* _ASSIGNMENT_
Word for word, restate the entries that follow.

* _MATERIAL FOR THIS EXERCISE_
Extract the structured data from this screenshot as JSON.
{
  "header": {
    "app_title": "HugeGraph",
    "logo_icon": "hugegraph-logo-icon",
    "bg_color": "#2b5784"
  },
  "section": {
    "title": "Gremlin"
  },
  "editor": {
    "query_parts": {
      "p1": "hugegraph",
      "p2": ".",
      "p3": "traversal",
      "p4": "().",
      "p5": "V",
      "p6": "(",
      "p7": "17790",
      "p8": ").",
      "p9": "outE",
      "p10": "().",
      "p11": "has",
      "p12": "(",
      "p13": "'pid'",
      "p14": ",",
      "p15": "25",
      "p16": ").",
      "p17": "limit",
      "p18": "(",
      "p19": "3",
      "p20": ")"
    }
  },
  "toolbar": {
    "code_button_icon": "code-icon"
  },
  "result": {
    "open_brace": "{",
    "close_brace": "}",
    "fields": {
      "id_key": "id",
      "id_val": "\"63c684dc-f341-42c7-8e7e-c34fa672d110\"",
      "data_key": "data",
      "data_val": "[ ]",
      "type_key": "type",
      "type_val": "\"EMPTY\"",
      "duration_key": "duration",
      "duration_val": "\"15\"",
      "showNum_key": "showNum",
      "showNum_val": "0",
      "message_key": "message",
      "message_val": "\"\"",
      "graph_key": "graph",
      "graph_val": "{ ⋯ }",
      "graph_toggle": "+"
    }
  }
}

* _RESULT OF THIS EXERCISE_
Extract the structured data from this screenshot as JSON.
{
  "header": {
    "app_title": "HugeGraph",
    "logo_icon": "hugegraph-logo-icon",
    "bg_color": "#2b5784"
  },
  "section": {
    "title": "Gremlin"
  },
  "editor": {
    "query_parts": {
      "p1": "hugegraph",
      "p2": ".",
      "p3": "traversal",
      "p4": "().",
      "p5": "V",
      "p6": "(",
      "p7": "17790",
      "p8": ").",
      "p9": "outE",
      "p10": "().",
      "p11": "has",
      "p12": "(",
      "p13": "'pid'",
      "p14": ",",
      "p15": "25",
      "p16": ").",
      "p17": "limit",
      "p18": "(",
      "p19": "3",
      "p20": ")"
    }
  },
  "toolbar": {
    "code_button_icon": "code-icon"
  },
  "result": {
    "open_brace": "{",
    "close_brace": "}",
    "fields": {
      "id_key": "id",
      "id_val": "\"63c684dc-f341-42c7-8e7e-c34fa672d110\"",
      "data_key": "data",
      "data_val": "[ ]",
      "type_key": "type",
      "type_val": "\"EMPTY\"",
      "duration_key": "duration",
      "duration_val": "\"15\"",
      "showNum_key": "showNum",
      "showNum_val": "0",
      "message_key": "message",
      "message_val": "\"\"",
      "graph_key": "graph",
      "graph_val": "{ ⋯ }",
      "graph_toggle": "+"
    }
  }
}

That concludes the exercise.